Pyongyang therefore gives hackers special treatment, Kim said. “Information warriors are treated very well. They are offered nice apartments in Pyongyang, given medals and awarded compensation. They are promoted quickly and allowed to join the [country’s ruling] Workers’ Party.”

He said about 500 top secondary school students are selected as potential hackers every year and sent to college, where they learn computer languages and are put through rigorous training. Some are even given the chance to study abroad in China and Russia — benefits beyond the reach of most North Koreans.

[Nikkei Asian Review]

CIA Director met high-level North Korean defector Thae Yong Ho

CIA Director Mike Pompeo discussed the potential for fomenting an insurrection against the Kim Jong Un regime in North Korea with a high-level defector, according to U.S. intelligence officials. The meeting between Pompeo and Thae Yong Ho, one of the highest-ranking North Korean officials to defect to South Korea, took place during the CIA director’s visit to South Korea earlier this month. Thae worked as a senior diplomat in the North Korean embassy in London and defected in the summer of 2016.

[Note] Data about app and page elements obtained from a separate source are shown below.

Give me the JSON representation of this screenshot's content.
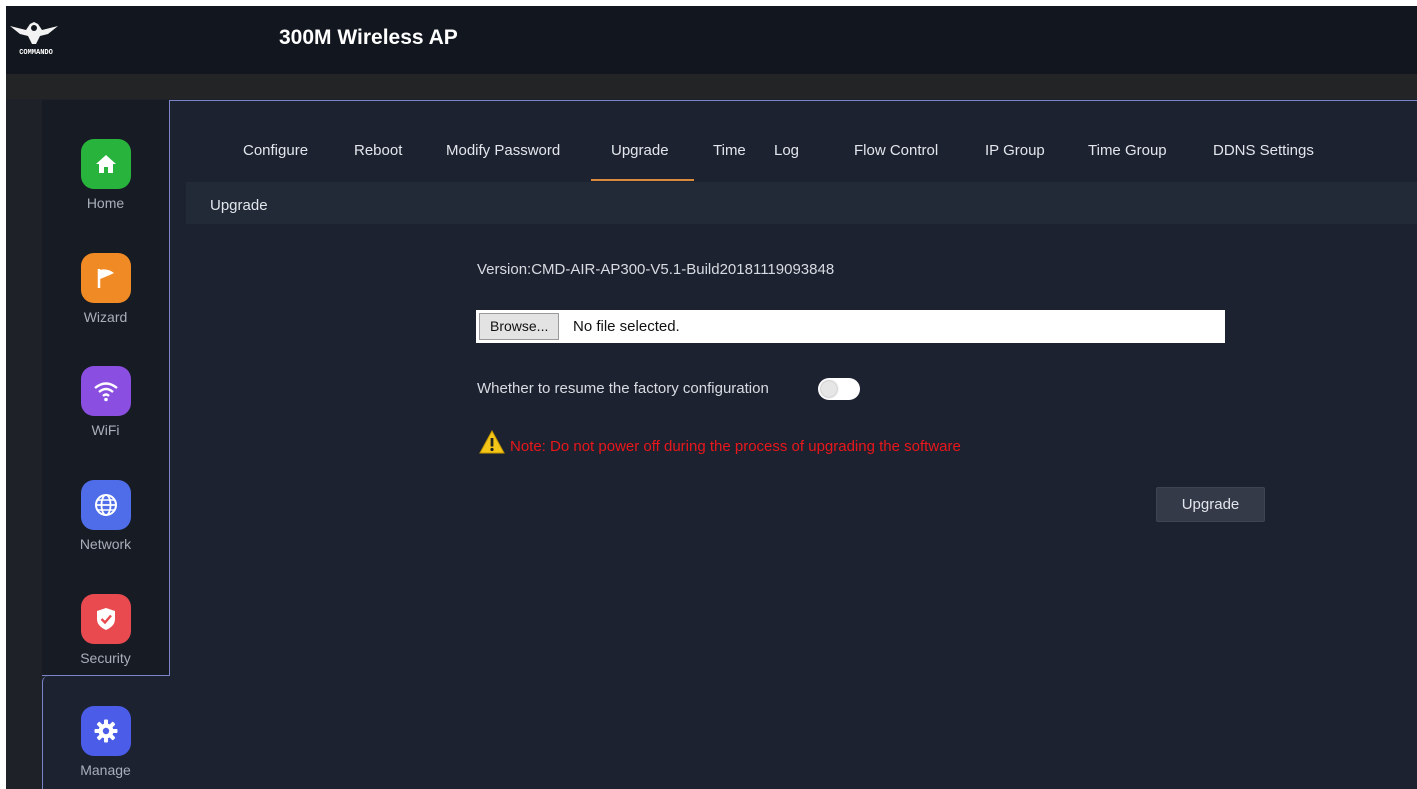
{
  "app": {
    "title": "300M Wireless AP",
    "logo_text": "COMMANDO"
  },
  "sidebar": {
    "items": [
      {
        "label": "Home",
        "icon": "home-icon",
        "color": "#28b43c"
      },
      {
        "label": "Wizard",
        "icon": "flag-icon",
        "color": "#f08a24"
      },
      {
        "label": "WiFi",
        "icon": "wifi-icon",
        "color": "#8a4ee0"
      },
      {
        "label": "Network",
        "icon": "globe-icon",
        "color": "#4f6de8"
      },
      {
        "label": "Security",
        "icon": "shield-icon",
        "color": "#e84a4f"
      },
      {
        "label": "Manage",
        "icon": "gear-icon",
        "color": "#4a5ce8"
      }
    ],
    "active": "Manage"
  },
  "tabs": [
    {
      "label": "Configure"
    },
    {
      "label": "Reboot"
    },
    {
      "label": "Modify Password"
    },
    {
      "label": "Upgrade"
    },
    {
      "label": "Time"
    },
    {
      "label": "Log"
    },
    {
      "label": "Flow Control"
    },
    {
      "label": "IP Group"
    },
    {
      "label": "Time Group"
    },
    {
      "label": "DDNS Settings"
    }
  ],
  "active_tab": "Upgrade",
  "section": {
    "title": "Upgrade"
  },
  "upgrade": {
    "version": "Version:CMD-AIR-AP300-V5.1-Build20181119093848",
    "browse_label": "Browse...",
    "file_status": "No file selected.",
    "resume_label": "Whether to resume the factory configuration",
    "resume_enabled": false,
    "note": "Note: Do not power off during the process of upgrading the software",
    "submit_label": "Upgrade"
  },
  "colors": {
    "accent_underline": "#d98a3c",
    "note": "#e8171b",
    "panel_border": "#7b84c9"
  }
}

During the session with Thae, Pompeo discussed whether conditions inside North Korea were ripe for an uprising against Kim by the military, security, or political officials, according to intelligence officials familiar with the meeting. Thae responded that he believed conditions within North Korea were conducive to such an insurrection.

In January, Thae, the defector, told reporters in Seoul the Kim regime is “crumbling” and efforts to control outside information from penetrating the closed system were failing due to official corruption and growing discontent.

Thae advocates using information to break the North Korean regime’s control of outside news to help ordinary citizens overthrow the regime.

Bruce Bechtol, a former Defense Intelligence Agency analyst, said Kim Jong Un’s hold on power is weaker than that of his father, Kim Jong Il, who in turn did not have the same grip on power his father, North Korean founder Kim Il Sung. “Because of Kim’s weaker hold on power than his predecessors, and the powerful internal security services, it is most likely that any insurrection is going to come from members of the elite—not from the bottom up,” he said.

[Washington Free Beacon]